Now I don't play the game, so I didn't know quite how impressive this was until I told my younger son this news, whereupon he declared the head to be 'ub3r1337' (pronounced uber-leet).

So now, there is this sense of connection. Of someone who understands. We have a partner. Our son has an ally. While he freely acknowledges he can't manufacture a friend, the head has undertaken to put a stop to the torment, without putting my son at further risk. Whether it will work or not remains to be seen. In the meantime, there is an open door policy for my son, should he ever need a safe space to retreat to.

Now we get to hold our breath to see if this will work. Exams are looming and WoW isn't going to get him the grades that he needs to go the university he wants!


Doug Belshaw said...

Really sorry to hear about the bullying, Karyn, and very much respect the way you share such things on your blog. I hope things get sorted.

Remember also, though, that things can be a blessing in disguise. Who knows what your son is being prepared for? I hope and pray that the pain you and your family have experienced lead to something much more positive. :-)

Karyn Romeis said...

@Doug I recognise that this experience might prove valuable in the future.

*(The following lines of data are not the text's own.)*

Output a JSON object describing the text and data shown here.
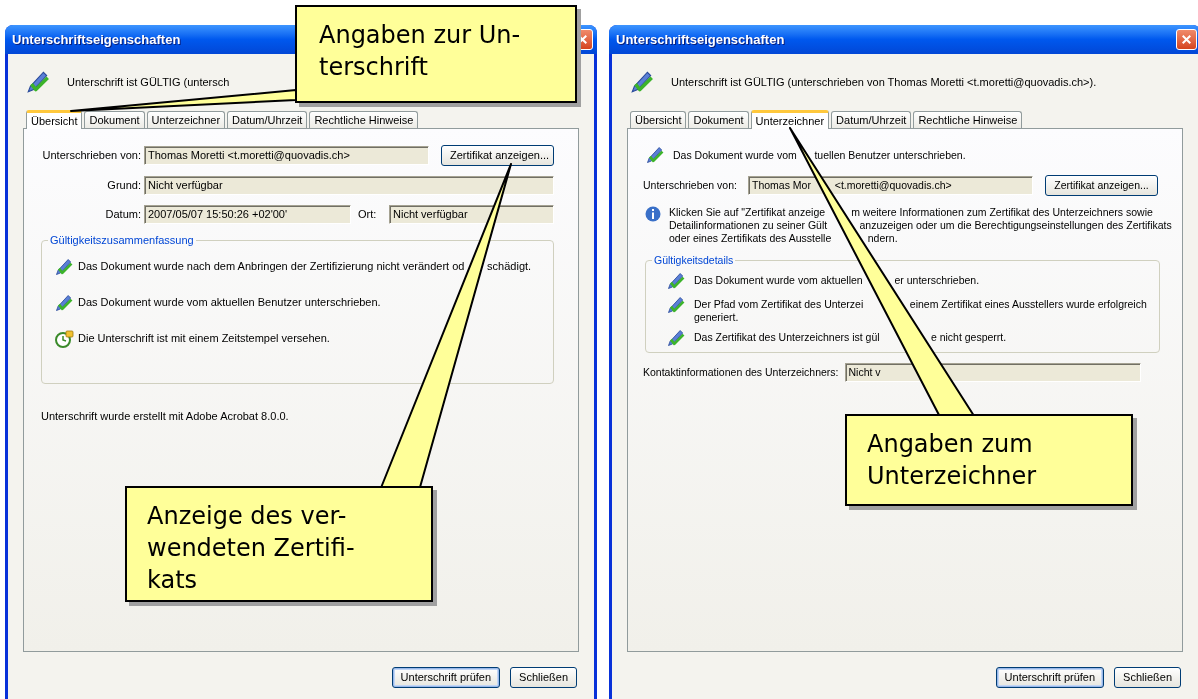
{
  "callouts": [
    {
      "lines": [
        "Angaben zur Un-",
        "terschrift"
      ]
    },
    {
      "lines": [
        "Anzeige des ver-",
        "wendeten Zertifi-",
        "kats"
      ]
    },
    {
      "lines": [
        "Angaben zum",
        "Unterzeichner"
      ]
    }
  ],
  "dialogs": [
    {
      "title": "Unterschriftseigenschaften",
      "status": [
        "Unterschrift ist GÜLTIG (untersch"
      ],
      "tabs": [
        {
          "label": "Übersicht",
          "selected": true
        },
        {
          "label": "Dokument",
          "selected": false
        },
        {
          "label": "Unterzeichner",
          "selected": false
        },
        {
          "label": "Datum/Uhrzeit",
          "selected": false
        },
        {
          "label": "Rechtliche Hinweise",
          "selected": false
        }
      ],
      "panel": {
        "kind": "overview",
        "signed_by": {
          "label": "Unterschrieben von:",
          "value": [
            "Thomas Moretti <t.moretti@quovadis.ch>"
          ],
          "button": "Zertifikat anzeigen..."
        },
        "reason": {
          "label": "Grund:",
          "value": "Nicht verfügbar"
        },
        "date": {
          "label": "Datum:",
          "value": "2007/05/07 15:50:26 +02'00'"
        },
        "place": {
          "label": "Ort:",
          "value": "Nicht verfügbar"
        },
        "group": {
          "title": "Gültigkeitszusammenfassung",
          "items": [
            {
              "kind": "valid",
              "lines": [
                [
                  "Das Dokument wurde nach dem Anbringen der Zertifizierung nicht verändert od",
                  "schädigt."
                ]
              ]
            },
            {
              "kind": "valid",
              "lines": [
                [
                  "Das Dokument wurde vom aktuellen Benutzer unterschrieben."
                ]
              ]
            },
            {
              "kind": "timestamp",
              "lines": [
                [
                  "Die Unterschrift ist mit einem Zeitstempel versehen."
                ]
              ]
            }
          ]
        },
        "footer": "Unterschrift wurde erstellt mit Adobe Acrobat 8.0.0."
      },
      "buttons": [
        {
          "label": "Unterschrift prüfen",
          "default": true
        },
        {
          "label": "Schließen",
          "default": false
        }
      ]
    },
    {
      "title": "Unterschriftseigenschaften",
      "status": [
        "Unterschrift ist GÜLTIG (unterschrieben von Thomas Moretti <t.moretti@quovadis.ch>)."
      ],
      "tabs": [
        {
          "label": "Übersicht",
          "selected": false
        },
        {
          "label": "Dokument",
          "selected": false
        },
        {
          "label": "Unterzeichner",
          "selected": true
        },
        {
          "label": "Datum/Uhrzeit",
          "selected": false
        },
        {
          "label": "Rechtliche Hinweise",
          "selected": false
        }
      ],
      "panel": {
        "kind": "signer",
        "notice": {
          "kind": "valid",
          "lines": [
            [
              "Das Dokument wurde vom",
              "tuellen Benutzer unterschrieben."
            ]
          ]
        },
        "signed_by": {
          "label": "Unterschrieben von:",
          "value": [
            "Thomas Mor",
            "<t.moretti@quovadis.ch>"
          ],
          "button": "Zertifikat anzeigen..."
        },
        "info": {
          "lines": [
            [
              "Klicken Sie auf \"Zertifikat anzeige",
              "m weitere Informationen zum Zertifikat des Unterzeichners sowie"
            ],
            [
              "Detailinformationen zu seiner Gült",
              "anzuzeigen oder um die Berechtigungseinstellungen des Zertifikats"
            ],
            [
              "oder eines Zertifikats des Ausstelle",
              "ndern."
            ]
          ]
        },
        "group": {
          "title": "Gültigkeitsdetails",
          "items": [
            {
              "kind": "valid",
              "lines": [
                [
                  "Das Dokument wurde vom aktuellen",
                  "er unterschrieben."
                ]
              ]
            },
            {
              "kind": "valid",
              "lines": [
                [
                  "Der Pfad vom Zertifikat des Unterzei",
                  "einem Zertifikat eines Ausstellers wurde erfolgreich"
                ],
                [
                  "generiert."
                ]
              ]
            },
            {
              "kind": "valid",
              "lines": [
                [
                  "Das Zertifikat des Unterzeichners ist gül",
                  "e nicht gesperrt."
                ]
              ]
            }
          ]
        },
        "contact": {
          "label": "Kontaktinformationen des Unterzeichners:",
          "value": "Nicht v"
        }
      },
      "buttons": [
        {
          "label": "Unterschrift prüfen",
          "default": true
        },
        {
          "label": "Schließen",
          "default": false
        }
      ]
    }
  ]
}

I have seen that time and again.

In fact, after 10 years of unspeakable loneliness in the UK myself, I am (at last) beginning to find my feet. Last week, one of the young women in our church commended me for always being able to draw in the people from the edges. I guess I acquired that ability by being on the edges myself for long enough to learn how it feels.

But back to my son - we're not going to be fatalistic enough about it to give up the fight! So thanks for your prayers. We're going to need them!

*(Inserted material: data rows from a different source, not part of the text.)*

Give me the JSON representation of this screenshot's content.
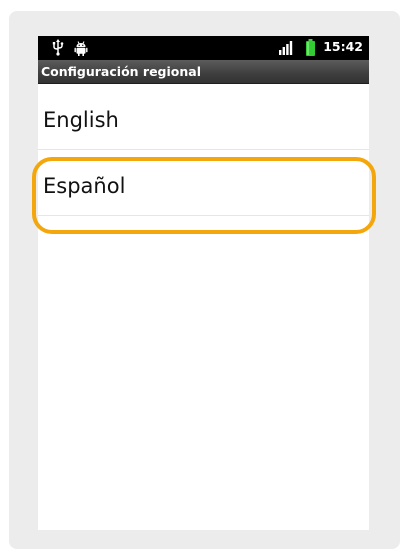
{
  "status_bar": {
    "time": "15:42",
    "icons": [
      "usb-icon",
      "android-debug-icon",
      "signal-icon",
      "battery-icon"
    ],
    "battery_color": "#33cc33"
  },
  "title_bar": {
    "title": "Configuración regional"
  },
  "language_list": {
    "items": [
      {
        "label": "English"
      },
      {
        "label": "Español"
      }
    ]
  },
  "annotation": {
    "highlight_color": "#f3a70d",
    "highlighted_item": "Español"
  }
}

Lisa McCulloch said...

My heart goes out to you and your son. High school can be so awful.

Anonymous said...

I'm glad there is some progress towards the school providing support, and hope the situation resolves soon.

I'm interested in your comments about WoW. I attended a conference on Second Life in education, and the key speaker outlined the reasons he believed that WoW was so popular with young lads. If I can find a link to the talk, I'll send it to you. It was really eye-opening stuff to do with self-esteem, being part of a team, and being rewarded for achieving.

Anonymous said...

Thank you for sharing this story.

This is one of the parenting "things" that I worry about.

How to let kids work out their own problems but have them feel supported at the same time.

Keep us updated if you can.

Karyn Romeis said...

@lisa, @sharon and @eugene Thanks for the messages of support. Only time will tell if it works. The pastoral teacher we saw in the first instance told us "This doesn't happen in this school." The head says, "There is bullying in every school, this one is no exception." How do two such divergent messages come out of the same staff room?

@Sharon a post follows about the talk you mention.